UH Manoa's Keil Receives Honorary Doctorate from Friedrich-Schiller-University in GermanyUniversity of Hawaiʻi at Mānoa
HONOLULU — University of Hawaiʻi at Mānoa Professor Klaus Keil, who is director of UH Mānoa‘s Hawaiʻi Institute of Geophysics and Planetology, was recently informed that he will be awarded an honorary doctorate degree from the College of Chemistry and Earth Sciences of the Friedrich-Schiller-University in Jena, Germany.
Keil is a native of Jena, Germany, attending elementary and high school there, and received a master‘s degree in mineralogy and geochemistry from Friedrich-Schiller-University. He holds a doctorate degree in the same subject from Johannes-Gutenberg University in Mainz, Germany.
"We are honoring Professor Keil for his life-long monumental scientific contributions to the understanding of the early history of the solar system and the origin and evolution of meteorites, asteroids and the terrestrial planets," said Friedrich-Schiller-University‘s College of Chemistry and Earth Sciences Dean G. Buchel. "Professor Keil is one of the leading cosmochemists/planetary scientists in the world, and our College and University are proud to have him as our honoree."
Keil arrived at UH Mānoa in 1990 and has been director of the Hawaiʻi Institute of Geophysics and Planetology since 1995. Before that, Keil was at the University of New Mexico for 22 years where he served as professor and later chairman of the Department of Geology as well as director of the University‘s Institute of Meteoritics. He also served as a researcher for NASA‘s Space Sciences Division at the Ames Research Center in Moffett Field, Calif.

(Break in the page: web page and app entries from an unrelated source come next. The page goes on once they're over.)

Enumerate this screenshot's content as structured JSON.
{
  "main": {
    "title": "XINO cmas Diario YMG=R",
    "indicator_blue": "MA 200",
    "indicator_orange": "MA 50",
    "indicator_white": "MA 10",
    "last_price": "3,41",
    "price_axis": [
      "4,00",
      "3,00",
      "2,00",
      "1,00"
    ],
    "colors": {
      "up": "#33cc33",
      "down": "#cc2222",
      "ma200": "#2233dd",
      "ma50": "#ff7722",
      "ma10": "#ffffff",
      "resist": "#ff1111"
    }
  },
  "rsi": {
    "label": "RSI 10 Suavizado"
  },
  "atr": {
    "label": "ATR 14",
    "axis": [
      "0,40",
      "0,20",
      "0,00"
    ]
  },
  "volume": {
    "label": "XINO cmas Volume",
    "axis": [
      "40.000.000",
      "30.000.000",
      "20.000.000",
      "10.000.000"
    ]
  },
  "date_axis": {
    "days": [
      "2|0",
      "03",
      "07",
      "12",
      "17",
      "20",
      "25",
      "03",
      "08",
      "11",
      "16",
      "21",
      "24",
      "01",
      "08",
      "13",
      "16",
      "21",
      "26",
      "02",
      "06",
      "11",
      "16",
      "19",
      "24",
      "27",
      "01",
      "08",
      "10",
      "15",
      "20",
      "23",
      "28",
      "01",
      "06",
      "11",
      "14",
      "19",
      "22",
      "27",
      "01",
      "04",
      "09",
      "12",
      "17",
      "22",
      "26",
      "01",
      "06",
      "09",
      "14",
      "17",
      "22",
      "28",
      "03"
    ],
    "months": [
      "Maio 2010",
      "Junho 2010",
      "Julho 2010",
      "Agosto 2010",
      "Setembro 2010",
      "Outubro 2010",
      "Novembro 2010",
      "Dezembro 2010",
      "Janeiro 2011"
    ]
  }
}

Keil‘s expertise encompasses the areas of meteoritics, cosmochemistry, planetary science and the evolution of asteroids. The aim of his research is to understand the processes that took place in the solar nebula and the origin of solid materials in the solar nebula early in the history of the solar system. A large area of his research is aimed at understanding the evolution of crusts, mantles and cores of differentiated asteroids and the vast array of igneous processes that may have taken place on these asteroids.
Keil is a member and fellow of the Meteoritical Society, American Geophysical Union, American Association for the Advancement of Science, Mineralogical Society of America, and the American Institute of Chemists. He has received numerous honors and awards for his work and research, including the Leonard Medal of the Meteoritical Society, the NASA Exceptional Scientific Achievement Award, the US National Academy of Sciences G.P. Merrill Award, and having an asteroid named for him. Asteroid 5054, a minor planet orbiting the Sun, was named Asteroid Keil by the International Astronomical Union in 1993.

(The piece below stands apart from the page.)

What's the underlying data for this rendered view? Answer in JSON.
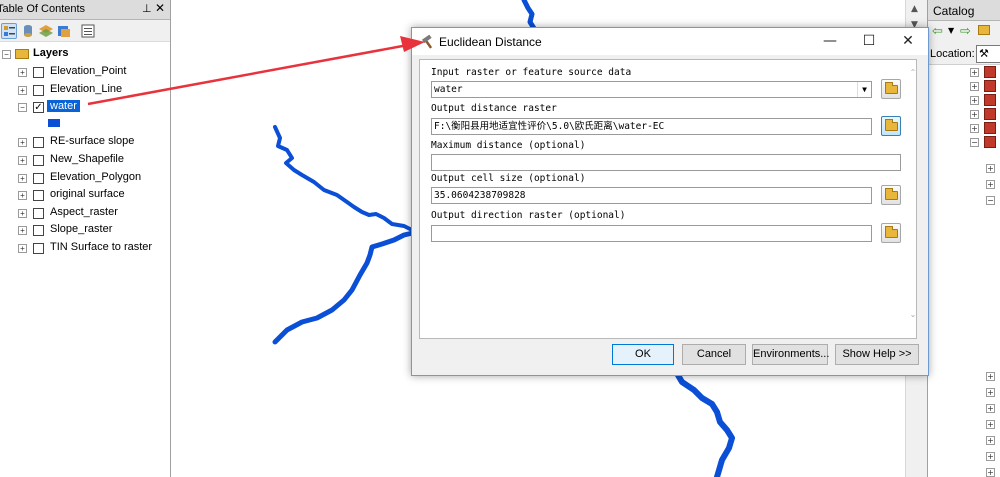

The Ministry of Education of the German Federal Republic has declared 2002 as the "Year of Geosciences." As part of the celebration, there will be many symposia, exhibitions, and public and professional talks in the geosciences presented at many German universities. Keil will receive his honorary doctorate degree from Friedrich-Schiller-University at a special ceremony in December, marking the culmination of the "Year of Geosciences" in Jena.